Your GP will be able to advise you further about a suitable diet. Everyone is different in this aspect and you will need to try a few different foods to find what suits you.
This can alleviate the symptoms as well as being good for your overall health and fitness. Choose something you enjoy and know that you will stick at and aim to exercise for around a minimum of 30 minutes a day, 5 days a week.
Ask your GP for advice about suitable forms of exercise.
Reduce stress levels
Stress is a factor for IBS and can also trigger a ‘flare up’. Look for ways of reducing this, for example meditation or Tai Chi. Exercise can also help.
These are a type of diet supplement - usually available as yoghurt, which contain ‘friendly bacteria’. They can be purchased at any supermarket or food outlet and may help to ease the symptoms of IBS.
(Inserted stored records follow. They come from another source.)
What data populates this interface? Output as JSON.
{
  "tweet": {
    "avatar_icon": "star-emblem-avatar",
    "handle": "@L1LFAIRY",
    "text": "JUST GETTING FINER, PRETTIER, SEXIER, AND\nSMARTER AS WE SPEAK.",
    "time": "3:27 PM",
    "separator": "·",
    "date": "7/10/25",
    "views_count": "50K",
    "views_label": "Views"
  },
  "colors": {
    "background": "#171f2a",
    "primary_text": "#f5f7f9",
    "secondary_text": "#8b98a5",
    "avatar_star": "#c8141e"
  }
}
Check first with your GP.
These are not designed to cure IBS but rather they ease the symptoms instead. They include both over the counter and prescription medicines.
- Anti-diarrhoea medication, e.g. Imodium
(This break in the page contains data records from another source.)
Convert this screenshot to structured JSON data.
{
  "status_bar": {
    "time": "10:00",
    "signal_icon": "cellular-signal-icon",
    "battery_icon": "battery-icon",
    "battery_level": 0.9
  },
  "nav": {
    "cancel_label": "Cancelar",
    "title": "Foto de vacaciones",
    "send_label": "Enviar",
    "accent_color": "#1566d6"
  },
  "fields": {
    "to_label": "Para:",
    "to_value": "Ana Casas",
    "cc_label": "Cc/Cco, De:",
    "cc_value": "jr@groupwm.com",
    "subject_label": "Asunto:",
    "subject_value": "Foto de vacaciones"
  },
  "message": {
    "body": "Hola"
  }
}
- Laxatives, e.g. senna
- Anti-spasmodic medication (reduce abdominal cramps)
If you are thinking of taking any painkillers, for example paracetamol, aspirin or ibuprofen then only take paracetamol. Ibuprofen and aspirin can worsen the symptoms of IBS.
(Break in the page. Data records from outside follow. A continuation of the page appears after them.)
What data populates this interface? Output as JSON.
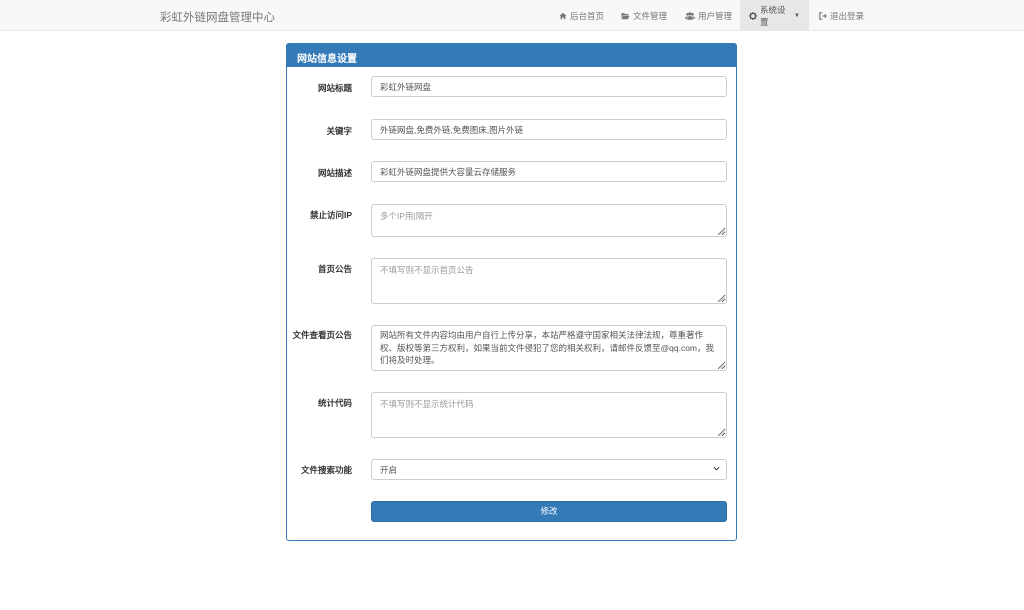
{
  "navbar": {
    "brand": "彩虹外链网盘管理中心",
    "items": [
      {
        "label": "后台首页",
        "icon": "home-icon"
      },
      {
        "label": "文件管理",
        "icon": "folder-open-icon"
      },
      {
        "label": "用户管理",
        "icon": "users-icon"
      },
      {
        "label": "系统设置",
        "icon": "gear-icon",
        "active": true
      },
      {
        "label": "退出登录",
        "icon": "logout-icon"
      }
    ]
  },
  "panel": {
    "title": "网站信息设置"
  },
  "form": {
    "site_title": {
      "label": "网站标题",
      "value": "彩虹外链网盘"
    },
    "keywords": {
      "label": "关键字",
      "value": "外链网盘,免费外链,免费图床,图片外链"
    },
    "description": {
      "label": "网站描述",
      "value": "彩虹外链网盘提供大容量云存储服务"
    },
    "blocked_ip": {
      "label": "禁止访问IP",
      "value": "",
      "placeholder": "多个IP用|隔开"
    },
    "home_notice": {
      "label": "首页公告",
      "value": "",
      "placeholder": "不填写则不显示首页公告"
    },
    "file_notice": {
      "label": "文件查看页公告",
      "value": "网站所有文件内容均由用户自行上传分享，本站严格遵守国家相关法律法规，尊重著作权、版权等第三方权利，如果当前文件侵犯了您的相关权利，请邮件反馈至@qq.com，我们将及时处理。"
    },
    "stats_code": {
      "label": "统计代码",
      "value": "",
      "placeholder": "不填写则不显示统计代码"
    },
    "file_search": {
      "label": "文件搜索功能",
      "value": "开启"
    },
    "submit_label": "修改"
  },
  "colors": {
    "primary": "#337ab7",
    "navbar_bg": "#f8f8f8",
    "active_nav_bg": "#e7e7e7"
  }
}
If you are uncertain what to take then speak to your GP or pharmacist first before purchasing any medication.
Irritable bowel syndrome can cause anxiety or depression but there is treatment available for this which includes psychotherapy or cognitive behavioural therapy which can help.
Food Poisoning Guide
- Food Poisoning
- What is food poisoning?
- Food poisoning or gastroenteritis?
- High risk for food poisoning
- Foods which are likely to cause food poisoning
- Types of food poisoning
- Chicken food poisoning
- Beef food poisoning
- Pork food poisoning
- Fish food poisoning
- Ciguatera poisoning
- Scombroid poisoning
- Bacterial food poisoning
- E coli
- Staphylococcus aureus
- Clostridium botulinum
- Campylobacter jejuni
- Vibrio parahaemolyticus
- Vibrio cholerae
- Bacillus cereus
- Clostridium perfringens
- Yersinia Enterocolitica
- Enterobacter sakazakii
- Viral food poisoning
- Entamoeba histolytica
- Mushroom toxins
- Red kidney bean toxins
- Shellfish toxins
- Causes of food poisoning
- Symptoms of food poisoning
- Diagnosing food poisoning
- Treatment for food poisoning
- Home based treatment
- Medical treatment
- Follow up treatment
- Complications of food poisoning
- Lactose intolerance
- Irritable bowel syndrome
- Kidney failure
- Haemolytic uraemic syndrome
- Reactive arthritis
- Guillain-Barre syndrome
- Reporting food poisoning
- Preventing food poisoning
- Cross contamination
- Food irradiation
- Food safety and your family
- Pregnancy and food poisoning
- Babies and food poisoning
- Children and food poisoning
- Teenagers and food poisoning
- Elderly and food poisoning
- Research into food poisoning
- Food Poisoning FAQs